_Task details_
Nothing is to be altered. Print each record in full.

_Dataset records_
/---

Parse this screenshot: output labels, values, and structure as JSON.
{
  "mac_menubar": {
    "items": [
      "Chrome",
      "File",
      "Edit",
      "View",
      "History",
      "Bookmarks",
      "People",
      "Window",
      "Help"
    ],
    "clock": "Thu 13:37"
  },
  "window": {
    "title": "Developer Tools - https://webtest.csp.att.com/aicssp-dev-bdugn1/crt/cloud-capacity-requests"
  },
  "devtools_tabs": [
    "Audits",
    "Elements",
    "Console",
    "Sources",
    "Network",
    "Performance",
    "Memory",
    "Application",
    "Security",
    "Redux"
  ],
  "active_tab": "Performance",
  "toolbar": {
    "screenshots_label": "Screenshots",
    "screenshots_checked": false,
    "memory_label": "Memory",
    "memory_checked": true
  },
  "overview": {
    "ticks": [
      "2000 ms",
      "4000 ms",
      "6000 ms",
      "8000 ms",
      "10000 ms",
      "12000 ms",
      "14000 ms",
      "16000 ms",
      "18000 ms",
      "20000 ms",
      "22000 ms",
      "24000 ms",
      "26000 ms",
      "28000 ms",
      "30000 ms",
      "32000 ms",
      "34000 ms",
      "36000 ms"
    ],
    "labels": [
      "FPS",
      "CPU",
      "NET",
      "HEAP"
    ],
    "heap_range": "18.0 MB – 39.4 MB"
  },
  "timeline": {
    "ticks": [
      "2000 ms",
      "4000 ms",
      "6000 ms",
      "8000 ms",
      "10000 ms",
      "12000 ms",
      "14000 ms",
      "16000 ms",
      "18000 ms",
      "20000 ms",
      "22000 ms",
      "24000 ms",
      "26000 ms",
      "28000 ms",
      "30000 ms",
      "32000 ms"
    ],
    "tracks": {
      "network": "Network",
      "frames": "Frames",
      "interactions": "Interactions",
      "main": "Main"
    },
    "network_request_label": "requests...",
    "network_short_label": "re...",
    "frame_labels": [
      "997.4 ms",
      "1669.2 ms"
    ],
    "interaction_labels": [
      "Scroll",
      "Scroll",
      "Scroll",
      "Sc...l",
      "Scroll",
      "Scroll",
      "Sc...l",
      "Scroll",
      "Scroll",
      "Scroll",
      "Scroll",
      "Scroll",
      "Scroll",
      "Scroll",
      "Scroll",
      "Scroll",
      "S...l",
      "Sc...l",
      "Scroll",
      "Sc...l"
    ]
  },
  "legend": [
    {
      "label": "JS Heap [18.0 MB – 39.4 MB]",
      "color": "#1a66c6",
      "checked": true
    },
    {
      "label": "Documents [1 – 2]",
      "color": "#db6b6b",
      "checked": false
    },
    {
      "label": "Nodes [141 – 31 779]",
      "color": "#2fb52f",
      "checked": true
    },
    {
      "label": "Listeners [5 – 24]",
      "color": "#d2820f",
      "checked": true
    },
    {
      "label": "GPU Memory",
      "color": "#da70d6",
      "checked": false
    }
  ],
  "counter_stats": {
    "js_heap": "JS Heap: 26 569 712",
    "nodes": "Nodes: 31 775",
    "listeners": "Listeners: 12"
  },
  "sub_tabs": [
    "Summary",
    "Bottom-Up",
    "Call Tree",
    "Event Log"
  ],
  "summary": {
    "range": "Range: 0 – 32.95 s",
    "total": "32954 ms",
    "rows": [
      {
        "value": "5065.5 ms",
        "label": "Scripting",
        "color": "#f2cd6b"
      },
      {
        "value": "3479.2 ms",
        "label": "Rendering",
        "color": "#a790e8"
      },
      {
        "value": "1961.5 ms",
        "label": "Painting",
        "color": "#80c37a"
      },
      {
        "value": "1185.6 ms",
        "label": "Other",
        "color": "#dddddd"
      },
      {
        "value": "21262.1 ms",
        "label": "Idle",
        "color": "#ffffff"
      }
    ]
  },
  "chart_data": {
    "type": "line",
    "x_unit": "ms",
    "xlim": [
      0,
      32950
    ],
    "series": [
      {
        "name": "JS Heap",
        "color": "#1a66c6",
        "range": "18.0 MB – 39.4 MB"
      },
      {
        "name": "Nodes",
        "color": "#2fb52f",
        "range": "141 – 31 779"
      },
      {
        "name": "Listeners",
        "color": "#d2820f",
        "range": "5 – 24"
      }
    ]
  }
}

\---

_Solution to the exercise_
Parse this screenshot: output labels, values, and structure as JSON.
{
  "mac_menubar": {
    "items": [
      "Chrome",
      "File",
      "Edit",
      "View",
      "History",
      "Bookmarks",
      "People",
      "Window",
      "Help"
    ],
    "clock": "Thu 13:37"
  },
  "window": {
    "title": "Developer Tools - https://webtest.csp.att.com/aicssp-dev-bdugn1/crt/cloud-capacity-requests"
  },
  "devtools_tabs": [
    "Audits",
    "Elements",
    "Console",
    "Sources",
    "Network",
    "Performance",
    "Memory",
    "Application",
    "Security",
    "Redux"
  ],
  "active_tab": "Performance",
  "toolbar": {
    "screenshots_label": "Screenshots",
    "screenshots_checked": false,
    "memory_label": "Memory",
    "memory_checked": true
  },
  "overview": {
    "ticks": [
      "2000 ms",
      "4000 ms",
      "6000 ms",
      "8000 ms",
      "10000 ms",
      "12000 ms",
      "14000 ms",
      "16000 ms",
      "18000 ms",
      "20000 ms",
      "22000 ms",
      "24000 ms",
      "26000 ms",
      "28000 ms",
      "30000 ms",
      "32000 ms",
      "34000 ms",
      "36000 ms"
    ],
    "labels": [
      "FPS",
      "CPU",
      "NET",
      "HEAP"
    ],
    "heap_range": "18.0 MB – 39.4 MB"
  },
  "timeline": {
    "ticks": [
      "2000 ms",
      "4000 ms",
      "6000 ms",
      "8000 ms",
      "10000 ms",
      "12000 ms",
      "14000 ms",
      "16000 ms",
      "18000 ms",
      "20000 ms",
      "22000 ms",
      "24000 ms",
      "26000 ms",
      "28000 ms",
      "30000 ms",
      "32000 ms"
    ],
    "tracks": {
      "network": "Network",
      "frames": "Frames",
      "interactions": "Interactions",
      "main": "Main"
    },
    "network_request_label": "requests...",
    "network_short_label": "re...",
    "frame_labels": [
      "997.4 ms",
      "1669.2 ms"
    ],
    "interaction_labels": [
      "Scroll",
      "Scroll",
      "Scroll",
      "Sc...l",
      "Scroll",
      "Scroll",
      "Sc...l",
      "Scroll",
      "Scroll",
      "Scroll",
      "Scroll",
      "Scroll",
      "Scroll",
      "Scroll",
      "Scroll",
      "Scroll",
      "S...l",
      "Sc...l",
      "Scroll",
      "Sc...l"
    ]
  },
  "legend": [
    {
      "label": "JS Heap [18.0 MB – 39.4 MB]",
      "color": "#1a66c6",
      "checked": true
    },
    {
      "label": "Documents [1 – 2]",
      "color": "#db6b6b",
      "checked": false
    },
    {
      "label": "Nodes [141 – 31 779]",
      "color": "#2fb52f",
      "checked": true
    },
    {
      "label": "Listeners [5 – 24]",
      "color": "#d2820f",
      "checked": true
    },
    {
      "label": "GPU Memory",
      "color": "#da70d6",
      "checked": false
    }
  ],
  "counter_stats": {
    "js_heap": "JS Heap: 26 569 712",
    "nodes": "Nodes: 31 775",
    "listeners": "Listeners: 12"
  },
  "sub_tabs": [
    "Summary",
    "Bottom-Up",
    "Call Tree",
    "Event Log"
  ],
  "summary": {
    "range": "Range: 0 – 32.95 s",
    "total": "32954 ms",
    "rows": [
      {
        "value": "5065.5 ms",
        "label": "Scripting",
        "color": "#f2cd6b"
      },
      {
        "value": "3479.2 ms",
        "label": "Rendering",
        "color": "#a790e8"
      },
      {
        "value": "1961.5 ms",
        "label": "Painting",
        "color": "#80c37a"
      },
      {
        "value": "1185.6 ms",
        "label": "Other",
        "color": "#dddddd"
      },
      {
        "value": "21262.1 ms",
        "label": "Idle",
        "color": "#ffffff"
      }
    ]
  },
  "chart_data": {
    "type": "line",
    "x_unit": "ms",
    "xlim": [
      0,
      32950
    ],
    "series": [
      {
        "name": "JS Heap",
        "color": "#1a66c6",
        "range": "18.0 MB – 39.4 MB"
      },
      {
        "name": "Nodes",
        "color": "#2fb52f",
        "range": "141 – 31 779"
      },
      {
        "name": "Listeners",
        "color": "#d2820f",
        "range": "5 – 24"
      }
    ]
  }
}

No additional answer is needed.